=== Begin Enclosure ===

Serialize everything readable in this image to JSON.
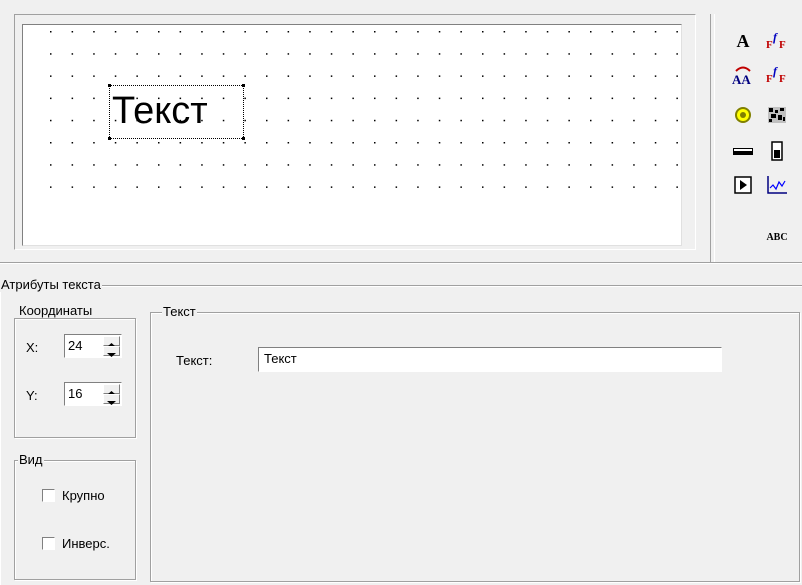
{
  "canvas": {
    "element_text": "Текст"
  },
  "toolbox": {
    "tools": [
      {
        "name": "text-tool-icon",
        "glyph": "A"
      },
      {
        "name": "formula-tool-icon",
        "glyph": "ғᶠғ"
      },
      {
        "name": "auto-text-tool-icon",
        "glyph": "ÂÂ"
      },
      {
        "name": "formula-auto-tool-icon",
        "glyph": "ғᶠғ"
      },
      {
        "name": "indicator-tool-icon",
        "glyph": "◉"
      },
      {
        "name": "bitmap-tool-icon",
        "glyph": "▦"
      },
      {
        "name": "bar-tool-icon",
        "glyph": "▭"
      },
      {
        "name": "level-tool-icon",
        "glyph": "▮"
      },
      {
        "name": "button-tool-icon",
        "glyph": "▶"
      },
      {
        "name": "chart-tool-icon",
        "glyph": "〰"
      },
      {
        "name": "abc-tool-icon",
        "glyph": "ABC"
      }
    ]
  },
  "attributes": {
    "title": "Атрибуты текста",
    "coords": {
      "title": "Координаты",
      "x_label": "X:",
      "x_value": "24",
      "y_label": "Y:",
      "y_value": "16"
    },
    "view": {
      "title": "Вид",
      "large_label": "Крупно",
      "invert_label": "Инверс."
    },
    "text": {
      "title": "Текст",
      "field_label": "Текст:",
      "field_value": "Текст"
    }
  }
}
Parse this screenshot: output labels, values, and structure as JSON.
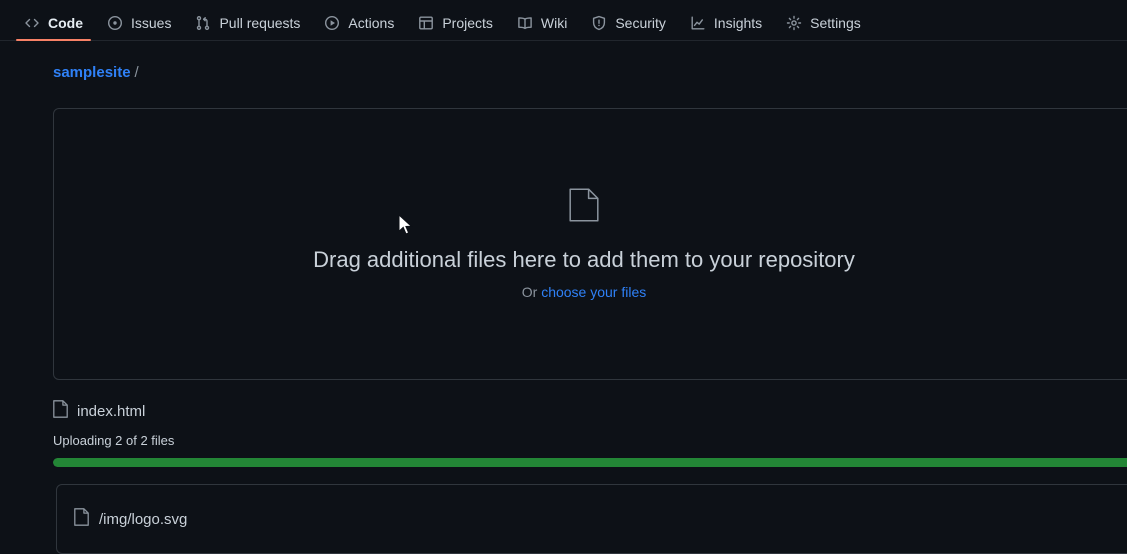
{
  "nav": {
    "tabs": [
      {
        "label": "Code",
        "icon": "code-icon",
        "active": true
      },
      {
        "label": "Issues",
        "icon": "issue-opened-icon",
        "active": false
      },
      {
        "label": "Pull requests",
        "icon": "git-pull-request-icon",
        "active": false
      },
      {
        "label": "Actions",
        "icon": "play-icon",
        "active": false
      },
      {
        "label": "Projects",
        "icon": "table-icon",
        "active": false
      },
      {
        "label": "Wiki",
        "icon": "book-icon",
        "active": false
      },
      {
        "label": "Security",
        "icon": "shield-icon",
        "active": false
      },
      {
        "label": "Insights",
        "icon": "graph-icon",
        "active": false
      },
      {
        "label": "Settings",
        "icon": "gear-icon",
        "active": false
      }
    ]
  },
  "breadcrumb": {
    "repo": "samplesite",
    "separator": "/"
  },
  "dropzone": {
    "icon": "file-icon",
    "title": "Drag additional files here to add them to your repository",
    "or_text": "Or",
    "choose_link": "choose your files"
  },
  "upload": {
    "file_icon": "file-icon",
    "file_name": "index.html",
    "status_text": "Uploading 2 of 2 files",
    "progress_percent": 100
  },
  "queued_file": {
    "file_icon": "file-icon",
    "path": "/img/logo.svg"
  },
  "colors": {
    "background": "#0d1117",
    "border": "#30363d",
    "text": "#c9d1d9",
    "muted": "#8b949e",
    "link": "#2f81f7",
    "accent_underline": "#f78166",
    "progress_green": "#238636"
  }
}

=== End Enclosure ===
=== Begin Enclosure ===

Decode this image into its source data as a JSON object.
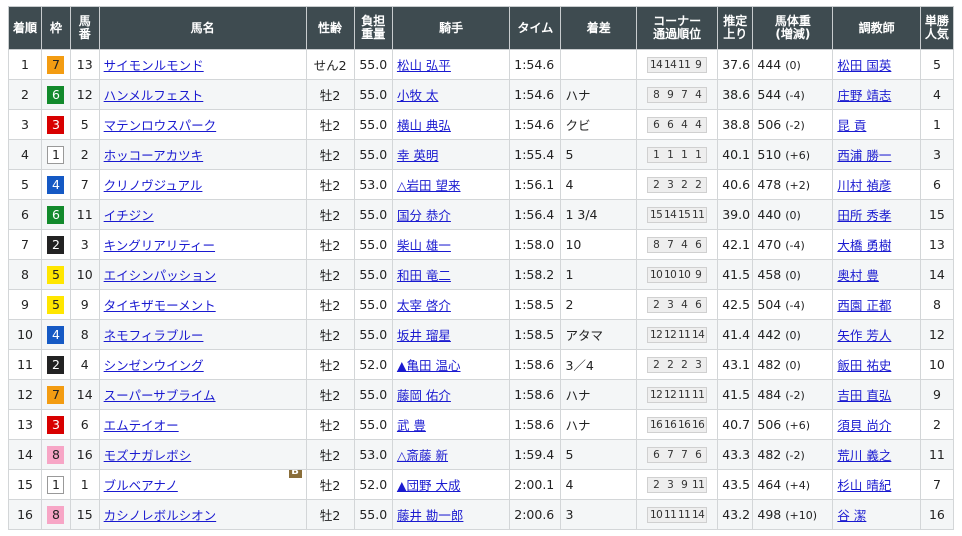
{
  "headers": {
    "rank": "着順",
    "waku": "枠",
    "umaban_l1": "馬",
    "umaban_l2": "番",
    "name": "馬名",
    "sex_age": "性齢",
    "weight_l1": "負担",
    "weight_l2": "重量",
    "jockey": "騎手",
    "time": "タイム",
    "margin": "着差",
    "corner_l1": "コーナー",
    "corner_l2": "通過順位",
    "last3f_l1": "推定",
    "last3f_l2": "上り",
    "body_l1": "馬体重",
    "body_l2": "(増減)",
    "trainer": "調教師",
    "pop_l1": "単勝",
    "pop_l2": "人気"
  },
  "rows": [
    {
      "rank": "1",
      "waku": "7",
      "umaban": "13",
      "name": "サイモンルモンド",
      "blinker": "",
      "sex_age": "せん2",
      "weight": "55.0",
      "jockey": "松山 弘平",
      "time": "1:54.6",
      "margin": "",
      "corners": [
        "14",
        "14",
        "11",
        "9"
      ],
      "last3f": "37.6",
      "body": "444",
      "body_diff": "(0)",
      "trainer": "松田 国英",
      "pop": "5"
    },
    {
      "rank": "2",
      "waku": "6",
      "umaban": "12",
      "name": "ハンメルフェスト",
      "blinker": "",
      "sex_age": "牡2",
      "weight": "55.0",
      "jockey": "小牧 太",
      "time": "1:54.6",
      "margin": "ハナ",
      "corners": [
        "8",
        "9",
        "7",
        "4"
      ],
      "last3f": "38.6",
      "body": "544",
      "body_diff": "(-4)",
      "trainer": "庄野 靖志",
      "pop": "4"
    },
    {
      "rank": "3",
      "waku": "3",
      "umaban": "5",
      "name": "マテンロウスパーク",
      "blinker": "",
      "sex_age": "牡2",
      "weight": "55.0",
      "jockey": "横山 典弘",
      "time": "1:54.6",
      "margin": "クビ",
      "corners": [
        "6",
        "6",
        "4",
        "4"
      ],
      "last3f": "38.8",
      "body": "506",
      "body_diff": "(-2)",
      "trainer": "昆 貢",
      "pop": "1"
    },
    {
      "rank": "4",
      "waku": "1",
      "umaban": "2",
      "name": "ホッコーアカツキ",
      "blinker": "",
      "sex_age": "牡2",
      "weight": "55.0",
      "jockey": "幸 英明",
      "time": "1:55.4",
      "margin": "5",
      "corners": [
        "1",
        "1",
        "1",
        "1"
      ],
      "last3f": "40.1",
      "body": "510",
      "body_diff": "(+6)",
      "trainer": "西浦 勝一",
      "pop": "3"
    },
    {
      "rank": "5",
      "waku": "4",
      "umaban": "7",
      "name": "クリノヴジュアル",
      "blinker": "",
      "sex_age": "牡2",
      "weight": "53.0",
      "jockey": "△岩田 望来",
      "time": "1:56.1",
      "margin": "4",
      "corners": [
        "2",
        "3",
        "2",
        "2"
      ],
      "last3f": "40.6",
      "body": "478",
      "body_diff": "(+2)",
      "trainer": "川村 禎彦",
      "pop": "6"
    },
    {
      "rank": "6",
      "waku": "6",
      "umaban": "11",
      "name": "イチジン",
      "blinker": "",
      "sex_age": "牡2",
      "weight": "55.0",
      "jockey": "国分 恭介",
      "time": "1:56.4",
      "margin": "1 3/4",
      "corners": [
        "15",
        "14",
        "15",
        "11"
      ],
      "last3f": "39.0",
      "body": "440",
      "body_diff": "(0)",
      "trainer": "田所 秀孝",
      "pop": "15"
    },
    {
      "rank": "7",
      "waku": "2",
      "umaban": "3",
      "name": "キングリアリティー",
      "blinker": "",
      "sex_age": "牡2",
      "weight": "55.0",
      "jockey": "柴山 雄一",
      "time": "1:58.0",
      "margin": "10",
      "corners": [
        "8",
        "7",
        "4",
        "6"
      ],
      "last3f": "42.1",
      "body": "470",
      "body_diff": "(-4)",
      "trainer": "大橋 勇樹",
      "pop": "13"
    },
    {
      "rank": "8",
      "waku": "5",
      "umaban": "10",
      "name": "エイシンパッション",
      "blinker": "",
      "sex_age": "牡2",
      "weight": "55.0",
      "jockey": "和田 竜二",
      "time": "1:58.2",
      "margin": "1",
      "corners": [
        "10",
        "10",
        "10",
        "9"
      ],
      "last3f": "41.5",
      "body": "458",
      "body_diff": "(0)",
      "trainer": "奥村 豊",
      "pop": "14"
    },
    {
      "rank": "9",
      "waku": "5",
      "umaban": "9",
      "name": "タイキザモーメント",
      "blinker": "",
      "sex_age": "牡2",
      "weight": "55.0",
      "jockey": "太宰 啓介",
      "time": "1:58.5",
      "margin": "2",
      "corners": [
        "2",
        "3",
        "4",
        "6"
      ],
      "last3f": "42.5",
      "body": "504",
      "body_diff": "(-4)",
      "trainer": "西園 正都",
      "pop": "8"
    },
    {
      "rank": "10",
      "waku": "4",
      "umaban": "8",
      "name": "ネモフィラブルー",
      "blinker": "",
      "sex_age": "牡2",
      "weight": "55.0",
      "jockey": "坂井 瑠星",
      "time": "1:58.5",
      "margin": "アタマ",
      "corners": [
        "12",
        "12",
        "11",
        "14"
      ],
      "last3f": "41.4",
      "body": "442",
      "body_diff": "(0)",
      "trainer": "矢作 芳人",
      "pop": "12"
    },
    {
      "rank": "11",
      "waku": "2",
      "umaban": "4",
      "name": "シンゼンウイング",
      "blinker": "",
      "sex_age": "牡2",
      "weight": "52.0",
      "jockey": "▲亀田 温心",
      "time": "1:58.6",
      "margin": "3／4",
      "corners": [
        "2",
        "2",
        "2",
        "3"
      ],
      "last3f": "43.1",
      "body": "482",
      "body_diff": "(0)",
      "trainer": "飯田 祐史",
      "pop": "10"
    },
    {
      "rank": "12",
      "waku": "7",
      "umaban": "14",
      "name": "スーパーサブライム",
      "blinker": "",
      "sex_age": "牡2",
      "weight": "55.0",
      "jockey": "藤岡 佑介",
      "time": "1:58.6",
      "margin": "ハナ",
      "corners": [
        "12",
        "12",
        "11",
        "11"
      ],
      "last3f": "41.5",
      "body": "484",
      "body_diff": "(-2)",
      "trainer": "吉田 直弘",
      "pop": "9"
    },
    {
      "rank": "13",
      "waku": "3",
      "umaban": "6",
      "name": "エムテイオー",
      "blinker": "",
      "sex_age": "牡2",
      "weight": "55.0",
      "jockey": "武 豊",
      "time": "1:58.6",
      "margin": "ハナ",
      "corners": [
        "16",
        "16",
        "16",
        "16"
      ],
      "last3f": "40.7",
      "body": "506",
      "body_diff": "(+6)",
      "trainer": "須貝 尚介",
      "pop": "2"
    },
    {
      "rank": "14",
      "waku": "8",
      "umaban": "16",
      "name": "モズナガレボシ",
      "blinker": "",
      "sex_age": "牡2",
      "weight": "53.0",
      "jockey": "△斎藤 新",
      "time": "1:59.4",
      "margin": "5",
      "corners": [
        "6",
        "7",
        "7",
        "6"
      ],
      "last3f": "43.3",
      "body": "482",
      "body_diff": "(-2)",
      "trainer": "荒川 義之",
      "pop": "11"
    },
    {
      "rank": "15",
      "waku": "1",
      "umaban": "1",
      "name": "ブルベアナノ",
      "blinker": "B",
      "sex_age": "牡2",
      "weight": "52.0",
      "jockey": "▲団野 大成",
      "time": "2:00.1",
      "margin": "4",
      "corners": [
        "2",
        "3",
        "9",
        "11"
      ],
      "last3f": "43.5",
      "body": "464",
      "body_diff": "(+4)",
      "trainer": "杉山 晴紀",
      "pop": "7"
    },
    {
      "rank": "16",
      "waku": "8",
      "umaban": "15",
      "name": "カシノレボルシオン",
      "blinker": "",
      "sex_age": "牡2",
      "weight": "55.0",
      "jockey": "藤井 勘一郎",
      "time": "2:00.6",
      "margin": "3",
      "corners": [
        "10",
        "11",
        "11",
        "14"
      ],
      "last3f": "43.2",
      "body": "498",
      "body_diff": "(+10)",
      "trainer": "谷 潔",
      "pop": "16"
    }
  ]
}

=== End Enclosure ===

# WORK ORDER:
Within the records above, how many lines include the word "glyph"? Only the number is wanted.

# OUTPUT FOR THIS EXERCISE:
11